Blue Jays general manager Alex Anthopoulos discussed some fundamentals of the arbitration process last week while addressing reporters. Though the Blue Jays have since agreed to terms with all of their arbitration eligible players, their GM’s comments provide insight into the process in general. Here are some details:
On Arbitrators’ Preferred Stats
There’s often a significant difference between what arbitrators value and what front offices value. “The arbitration process is totally different,” Anthopoulos said. “Guys get paid on power, guys get paid on holds out of the bullpen, wins, things like that. Not necessarily the same things you evaluate as a free agent.”
On Interpreting the CBA
Player earnings are based on precedent rather than explicit instructions in the sport’s collective bargaining agreement. “Even though in the CBA it won’t tell you specifically ‘this is what we pay for,’ just look at previous hearings and previous cases, how players get paid.”
On Valuing Relievers
“Relievers are hard,” Anthopoulos said. “Holds can be something more quantifiable to an arbitration panel because it impacts late in the game. It seems to be a stat that for the middle relievers and setup guys can become a really key part of the criteria.” Anthopoulos recalled paying current Blue Jays coach Pete Walker more than Juan Cruz because of Walker’s role, even when Cruz was the more appealing reliever from an objective standpoint. “He had the holds and Juan Cruz didn’t.”
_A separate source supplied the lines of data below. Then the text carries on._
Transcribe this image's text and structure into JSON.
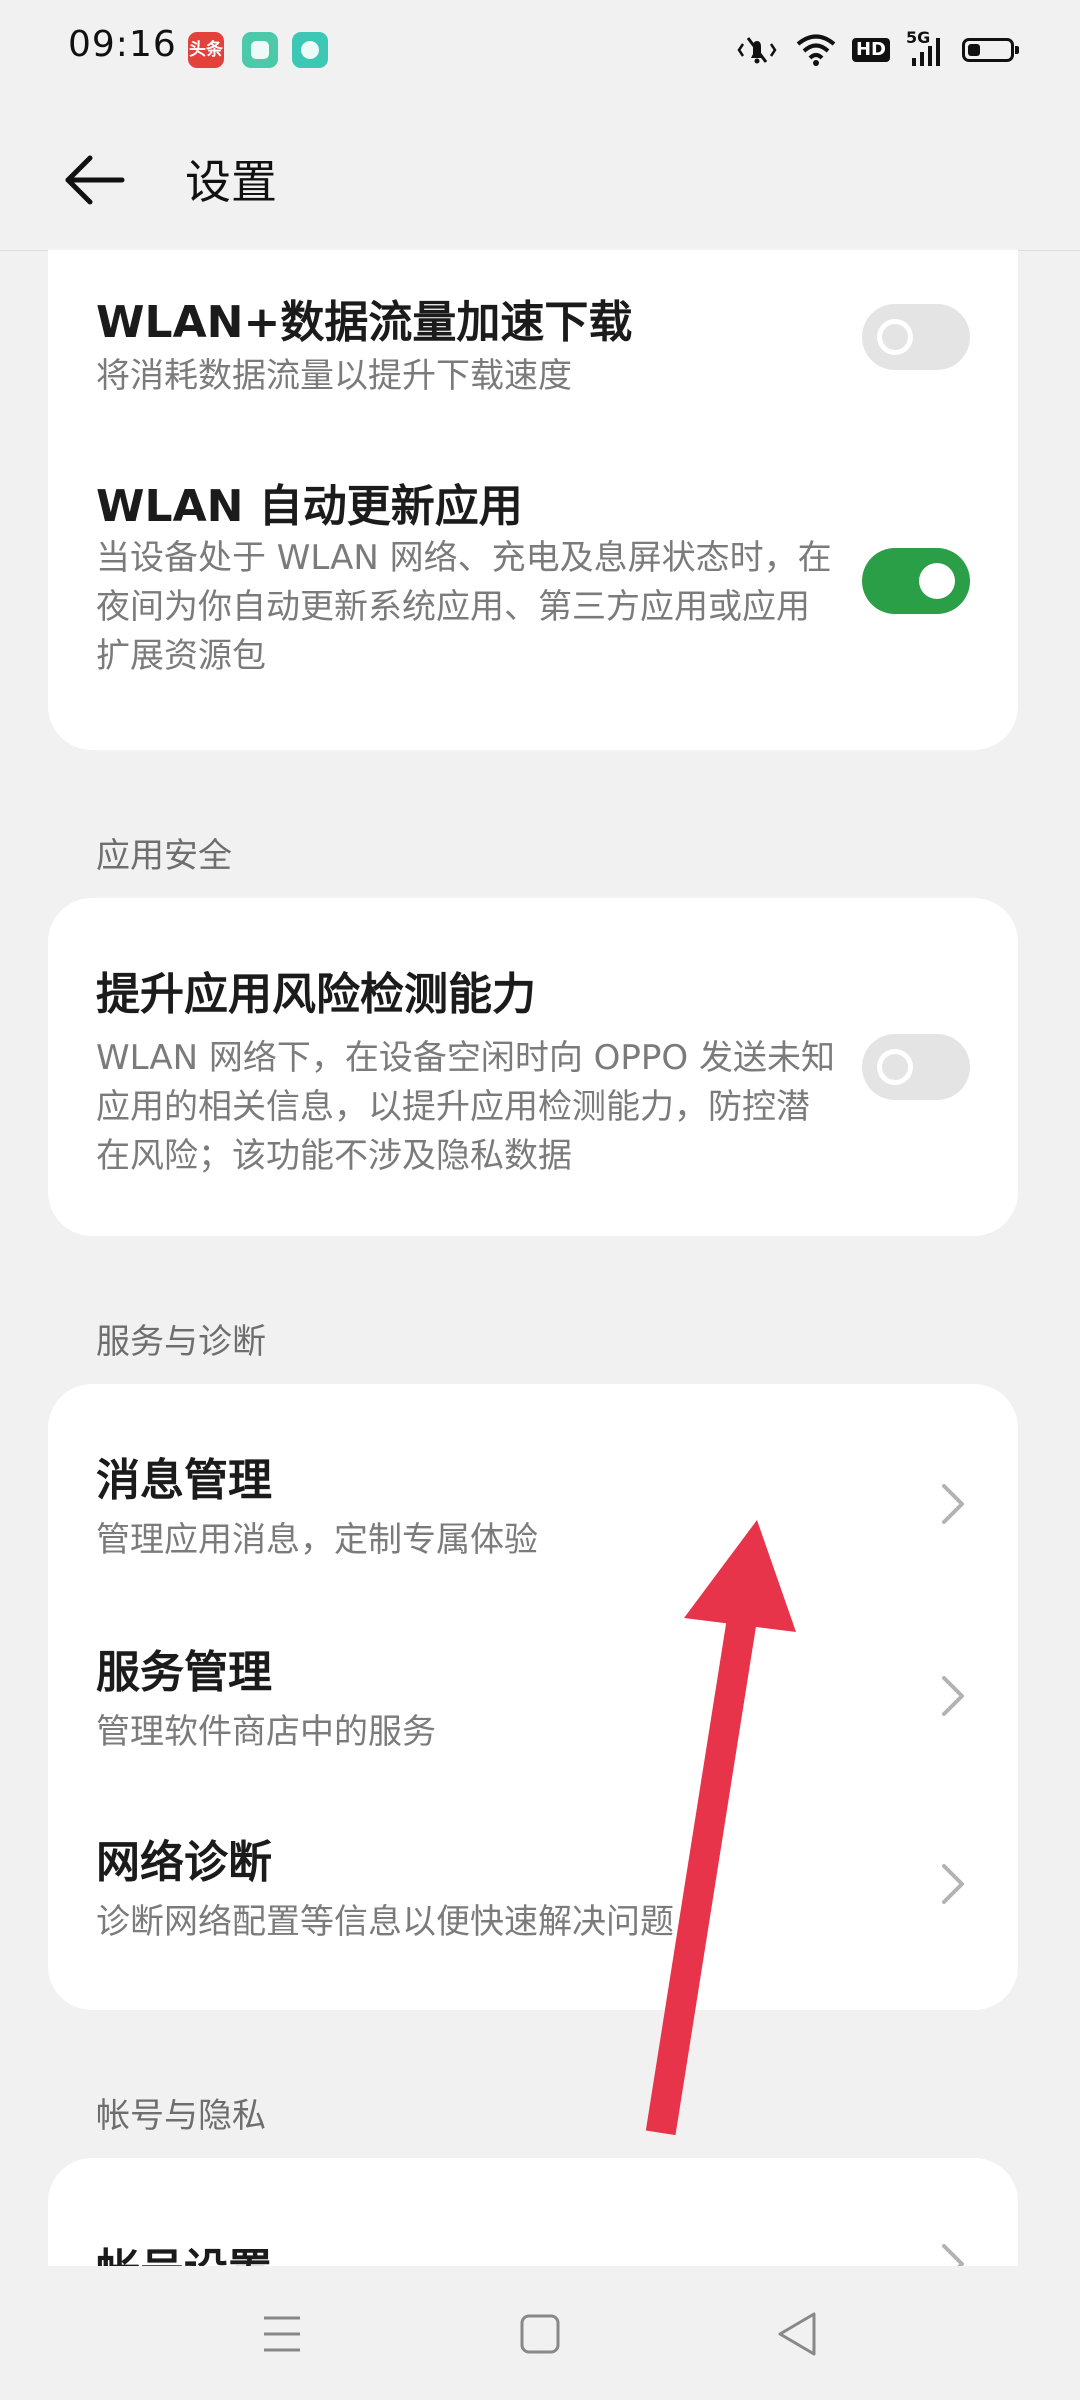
{
  "status_bar": {
    "time": "09:16",
    "notification_icons": [
      "toutiao-icon",
      "green-app-icon",
      "green-chat-icon"
    ],
    "toutiao_label": "头条",
    "hd_badge": "HD",
    "network": "5G",
    "battery_level": 0.3
  },
  "header": {
    "back_icon": "arrow-left-icon",
    "title": "设置"
  },
  "download_card": {
    "items": [
      {
        "title": "WLAN+数据流量加速下载",
        "desc": "将消耗数据流量以提升下载速度",
        "toggle": "off"
      },
      {
        "title": "WLAN 自动更新应用",
        "desc": "当设备处于 WLAN 网络、充电及息屏状态时，在夜间为你自动更新系统应用、第三方应用或应用扩展资源包",
        "toggle": "on"
      }
    ]
  },
  "app_security": {
    "label": "应用安全",
    "items": [
      {
        "title": "提升应用风险检测能力",
        "desc": "WLAN 网络下，在设备空闲时向 OPPO 发送未知应用的相关信息，以提升应用检测能力，防控潜在风险；该功能不涉及隐私数据",
        "toggle": "off"
      }
    ]
  },
  "service_diagnosis": {
    "label": "服务与诊断",
    "items": [
      {
        "title": "消息管理",
        "desc": "管理应用消息，定制专属体验"
      },
      {
        "title": "服务管理",
        "desc": "管理软件商店中的服务"
      },
      {
        "title": "网络诊断",
        "desc": "诊断网络配置等信息以便快速解决问题"
      }
    ]
  },
  "account_privacy": {
    "label": "帐号与隐私",
    "items": [
      {
        "title": "帐号设置"
      }
    ]
  },
  "annotation": {
    "color": "#e8344a"
  },
  "nav_bar": {
    "icons": [
      "menu-icon",
      "home-square-icon",
      "back-triangle-icon"
    ]
  },
  "colors": {
    "toggle_on": "#2b9e48",
    "toggle_off": "#e4e4e4",
    "background": "#f1f1f1"
  }
}
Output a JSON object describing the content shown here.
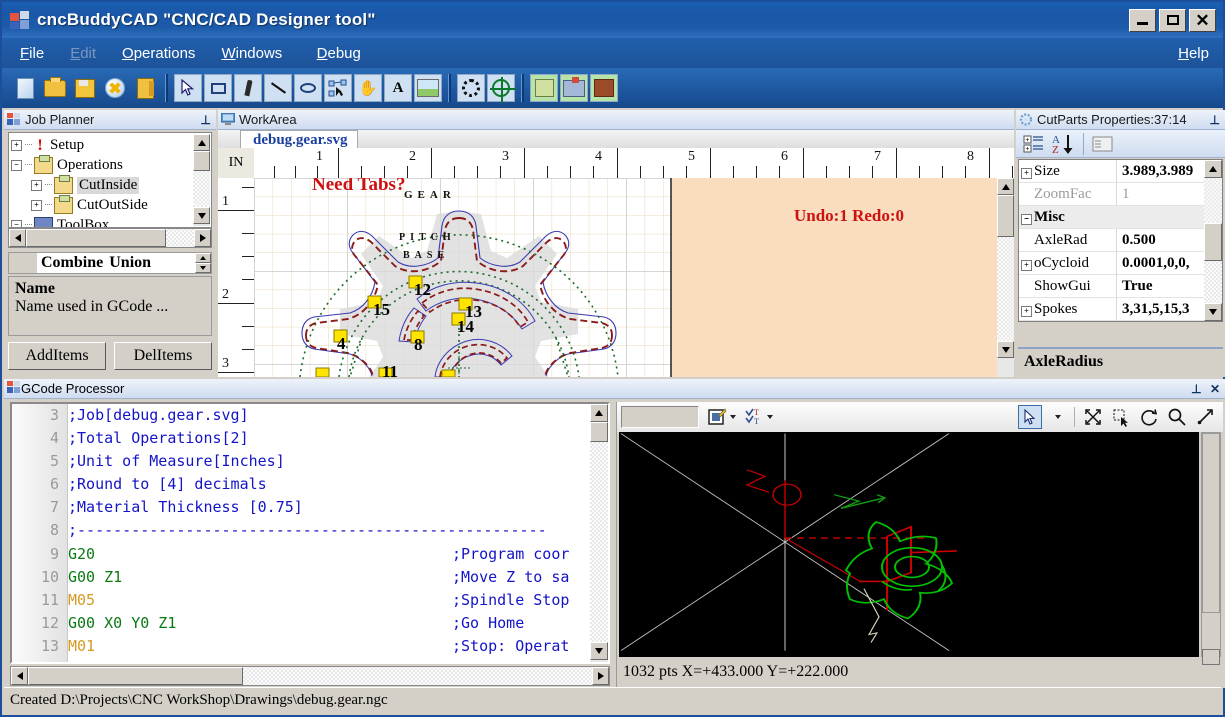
{
  "window": {
    "title": "cncBuddyCAD \"CNC/CAD Designer tool\"",
    "minimize": "_",
    "maximize": "□",
    "close": "✕"
  },
  "menu": {
    "items": [
      {
        "label": "File",
        "accel": "F",
        "disabled": false
      },
      {
        "label": "Edit",
        "accel": "E",
        "disabled": true
      },
      {
        "label": "Operations",
        "accel": "O",
        "disabled": false
      },
      {
        "label": "Windows",
        "accel": "W",
        "disabled": false
      },
      {
        "label": "Debug",
        "accel": "D",
        "disabled": false
      }
    ],
    "help": "Help"
  },
  "toolbar": {
    "groups": [
      [
        "new-document-icon",
        "open-folder-icon",
        "save-icon",
        "close-document-icon",
        "exit-icon"
      ],
      [
        "select-arrow-icon",
        "rectangle-tool-icon",
        "pen-tool-icon",
        "line-tool-icon",
        "ellipse-tool-icon",
        "node-edit-icon",
        "pan-hand-icon",
        "text-tool-icon",
        "image-tool-icon"
      ],
      [
        "gear-generator-icon",
        "target-center-icon"
      ],
      [
        "nest-parts-icon",
        "machine-icon",
        "toolbox-icon"
      ]
    ]
  },
  "job_planner": {
    "title": "Job Planner",
    "pin": "⊥",
    "tree": [
      {
        "label": "Setup",
        "expander": "+",
        "icon": "warning-icon",
        "indent": 0,
        "selected": false
      },
      {
        "label": "Operations",
        "expander": "−",
        "icon": "operations-icon",
        "indent": 0,
        "selected": false
      },
      {
        "label": "CutInside",
        "expander": "+",
        "icon": "operation-icon",
        "indent": 1,
        "selected": true
      },
      {
        "label": "CutOutSide",
        "expander": "+",
        "icon": "operation-icon",
        "indent": 1,
        "selected": false
      },
      {
        "label": "ToolBox",
        "expander": "−",
        "icon": "toolbox-icon",
        "indent": 0,
        "selected": false
      }
    ],
    "combine": {
      "property": "Combine",
      "value": "Union"
    },
    "description": {
      "name": "Name",
      "text": "Name used in GCode ..."
    },
    "buttons": {
      "add": "AddItems",
      "del": "DelItems"
    }
  },
  "work_area": {
    "title": "WorkArea",
    "tab": "debug.gear.svg",
    "unit": "IN",
    "ruler_h": [
      "1",
      "2",
      "3",
      "4",
      "5",
      "6",
      "7",
      "8"
    ],
    "ruler_v": [
      "1",
      "2",
      "3"
    ],
    "overlay_text": "Need Tabs?",
    "undo_redo": "Undo:1 Redo:0",
    "drawing_labels": [
      "GEAR",
      "PITCH",
      "BASE"
    ],
    "tab_markers": [
      "12",
      "15",
      "13",
      "14",
      "4",
      "8",
      "11"
    ],
    "colors": {
      "outline": "#3a3ab4",
      "cut_path": "#8b1a1a",
      "guide": "#1d6b2a",
      "marker": "#ffe400",
      "overlay": "#cc1111",
      "offsheet": "#fadcbe"
    }
  },
  "properties": {
    "title": "CutParts Properties:37:14",
    "pin": "⊥",
    "toolbar": [
      "categorized-icon",
      "alphabetic-sort-icon",
      "property-pages-icon"
    ],
    "rows": [
      {
        "expander": "+",
        "name": "Size",
        "value": "3.989,3.989",
        "category": false,
        "dim": false
      },
      {
        "expander": "",
        "name": "ZoomFac",
        "value": "1",
        "category": false,
        "dim": true
      },
      {
        "expander": "−",
        "name": "Misc",
        "value": "",
        "category": true,
        "dim": false
      },
      {
        "expander": "",
        "name": "AxleRad",
        "value": "0.500",
        "category": false,
        "dim": false
      },
      {
        "expander": "+",
        "name": "oCycloid",
        "value": "0.0001,0,0,",
        "category": false,
        "dim": false
      },
      {
        "expander": "",
        "name": "ShowGui",
        "value": "True",
        "category": false,
        "dim": false
      },
      {
        "expander": "+",
        "name": "Spokes",
        "value": "3,31,5,15,3",
        "category": false,
        "dim": false
      }
    ],
    "footer": "AxleRadius"
  },
  "gcode": {
    "title": "GCode Processor",
    "pin": "⊥",
    "close": "✕",
    "lines": [
      {
        "num": "3",
        "code": ";Job[debug.gear.svg]",
        "type": "comment",
        "inline": ""
      },
      {
        "num": "4",
        "code": ";Total Operations[2]",
        "type": "comment",
        "inline": ""
      },
      {
        "num": "5",
        "code": ";Unit of Measure[Inches]",
        "type": "comment",
        "inline": ""
      },
      {
        "num": "6",
        "code": ";Round to [4] decimals",
        "type": "comment",
        "inline": ""
      },
      {
        "num": "7",
        "code": ";Material Thickness [0.75]",
        "type": "comment",
        "inline": ""
      },
      {
        "num": "8",
        "code": ";----------------------------------------------------",
        "type": "comment",
        "inline": ""
      },
      {
        "num": "9",
        "code": "G20",
        "type": "g",
        "inline": ";Program coor"
      },
      {
        "num": "10",
        "code": "G00 Z1",
        "type": "g",
        "inline": ";Move Z to sa"
      },
      {
        "num": "11",
        "code": "M05",
        "type": "m",
        "inline": ";Spindle Stop"
      },
      {
        "num": "12",
        "code": "G00 X0 Y0 Z1",
        "type": "g",
        "inline": ";Go Home"
      },
      {
        "num": "13",
        "code": "M01",
        "type": "m",
        "inline": ";Stop: Operat"
      }
    ]
  },
  "preview": {
    "combo_value": "",
    "toolbar": [
      "edit-properties-icon",
      "sort-text-icon",
      "select-pointer-icon",
      "fit-icon",
      "zoom-window-icon",
      "rotate-icon",
      "zoom-icon",
      "measure-icon"
    ],
    "status": "1032 pts  X=+433.000 Y=+222.000",
    "colors": {
      "background": "#000000",
      "toolpath": "#00c000",
      "rapid": "#cc0000",
      "axis": "#c8c8c8"
    }
  },
  "statusbar": {
    "text": "Created D:\\Projects\\CNC WorkShop\\Drawings\\debug.gear.ngc"
  }
}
Follow the arbitration process with MLBTR’s Arb Tracker and projected 2013 salaries. Plus, Tim Dierkes recently explained what it means to be a file and trial team and Matt Swartz’s Arbitration Breakdown series offers in-depth insight into some prominent cases. Matt has also explained arbitration salaries for pitchers and hitters.